Johnson followed a block by Miller to score the first touchdown on a five-yard run in last week’s 46-14 win over Simi Valley. The favor was soon reciprocated.

“A couple times, I got the ball on a dive and the middle linebacker was chasing John, thinking he was running a sweep,” Miller said.

Said Johnson: “We talk about carrying out our fakes as best we can to help each other out.”

After the game Johnson spent the night at Miller’s house.

“We have the same values in life,” said Miller, who is of French, Irish and American-Indian descent. “Lots of guys are into drugs, and we stay away from that stuff. We’re just trying to keep our act together.”

Those are pleasing words to Gershon, whose coaching style is as tranquil as the Raiders’ powder blue uniforms.


“He’s not just worried what happens Friday night,” said Miller, who is playing his third varsity season. “Coach Gershon worries about your family, your grades. Any problems you have, he’s there.

“My first year on varsity I resented him getting so personal. ‘It’s my life,’ I thought. By now, I can see he really cares. When you get a coach like that, you give full effort.”

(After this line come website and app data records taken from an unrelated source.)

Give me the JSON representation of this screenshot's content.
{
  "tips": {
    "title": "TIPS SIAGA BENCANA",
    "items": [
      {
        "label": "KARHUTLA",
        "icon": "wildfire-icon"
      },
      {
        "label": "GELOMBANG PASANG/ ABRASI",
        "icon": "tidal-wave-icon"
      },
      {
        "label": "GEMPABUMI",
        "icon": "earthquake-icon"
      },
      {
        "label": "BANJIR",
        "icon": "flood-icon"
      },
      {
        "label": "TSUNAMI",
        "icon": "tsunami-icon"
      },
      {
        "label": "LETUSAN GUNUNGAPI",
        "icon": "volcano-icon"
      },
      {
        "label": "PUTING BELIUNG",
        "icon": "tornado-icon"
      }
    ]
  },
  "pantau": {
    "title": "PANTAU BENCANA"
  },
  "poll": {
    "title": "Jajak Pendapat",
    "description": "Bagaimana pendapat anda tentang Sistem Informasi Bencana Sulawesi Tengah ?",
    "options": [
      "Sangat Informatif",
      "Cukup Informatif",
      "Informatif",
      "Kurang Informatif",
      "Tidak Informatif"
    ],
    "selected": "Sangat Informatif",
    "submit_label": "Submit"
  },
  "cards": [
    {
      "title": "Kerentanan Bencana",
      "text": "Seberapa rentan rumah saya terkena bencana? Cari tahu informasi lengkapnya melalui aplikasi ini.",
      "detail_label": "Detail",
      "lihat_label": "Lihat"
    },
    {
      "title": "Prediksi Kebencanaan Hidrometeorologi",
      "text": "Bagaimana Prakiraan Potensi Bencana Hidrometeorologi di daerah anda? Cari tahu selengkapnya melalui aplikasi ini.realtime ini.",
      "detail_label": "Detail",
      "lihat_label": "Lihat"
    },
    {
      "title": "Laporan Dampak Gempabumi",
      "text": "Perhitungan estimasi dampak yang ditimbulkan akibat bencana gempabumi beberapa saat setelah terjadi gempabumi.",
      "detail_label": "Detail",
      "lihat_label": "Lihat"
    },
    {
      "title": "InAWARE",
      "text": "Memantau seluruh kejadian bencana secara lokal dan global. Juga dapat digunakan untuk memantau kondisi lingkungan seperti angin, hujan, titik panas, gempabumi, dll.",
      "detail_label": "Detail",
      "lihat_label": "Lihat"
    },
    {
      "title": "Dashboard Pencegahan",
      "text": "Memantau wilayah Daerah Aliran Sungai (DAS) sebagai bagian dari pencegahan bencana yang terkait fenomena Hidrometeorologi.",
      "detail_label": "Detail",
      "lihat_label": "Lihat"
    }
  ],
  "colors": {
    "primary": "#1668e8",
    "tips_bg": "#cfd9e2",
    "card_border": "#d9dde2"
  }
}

Said Gershon, who is in his 14th season at Channel Islands: “Our staff tries to be teachers. Kids know when they make a mistake. They need support more than being told they’re not doing well.”

The soft touch works particularly well with the soft-spoken Johnson. Gershon, 46, sounds as much like a counselor as a coach when he talks about his halfback.

“John doesn’t want to be thought of as special,” Gershon said. “He wants to be known as a real person. He’s quiet and sensitive. His body language on campus doesn’t suggest that he’s a star athlete.”

Although Johnson quietly admits that eclipsing Hilria’s county rushing record is a goal, he probably won’t carry the ball enough to do it. Hilria played quarterback when Channel Islands ran a wishbone and was able to call his own number. The halfback in a wing-T attack might average 10 carries a game.


With or without the record, J. J. is contributing to the Johnson legacy.

“He tells me sometimes it’s because of his brothers that he’s getting publicity,” said John Sunia, a senior defensive back. “I tell him he has his own ability. He’s still keeping that Johnson name proud.”

Hilria and Steve Johnson both went on to college careers, Hilria at Utah and Steve at San Jose State. They watch John with as much pride as he used to have watching them.

“We have a good old time when John plays,” Hilria said. “Guys we played against are sitting around us and we tell them, ‘We beat you up back then and we’re still beating up on you.’ ”

Gershon, who has a record of 93-50-3 at Channel Islands, is careful not to give Johnson special favors. Because Johnson missed a morning practice, he was held out of the season opener against Rio Mesa. The fact that Johnson was up until 3 a.m. helping the Miller family move made no difference.

“It’s a team rule,” Gershon said. “You miss a practice, you sit out a game. Seven other players missed practices. I couldn’t hold seven out and let John play.”

Said Johnson: “I think that because of the circumstances, I should have played. But I understand that Coach Gershon was in a bad spot. It would have looked pretty bad if I got to play and the others didn’t.”

Miller, whose name is Everett John, compensated for the loss of Johnson, rushing for 187 yards in a 17-14 victory on what would have been his stepfather’s birthday.


“Johnny kind of resented standing on the sidelines,” Miller said. “But I told him, ‘What can you do? You can’t cry about it.’ ”

Johnson chose to fly rather than cry, rushing for 196 yards and four touchdowns the next two weeks, including a 71-yard scoring jaunt in a 31-3 win over Oxnard.

“E. J. picked me up when I was down the way I would do for him,” Johnson said.

What are friends for?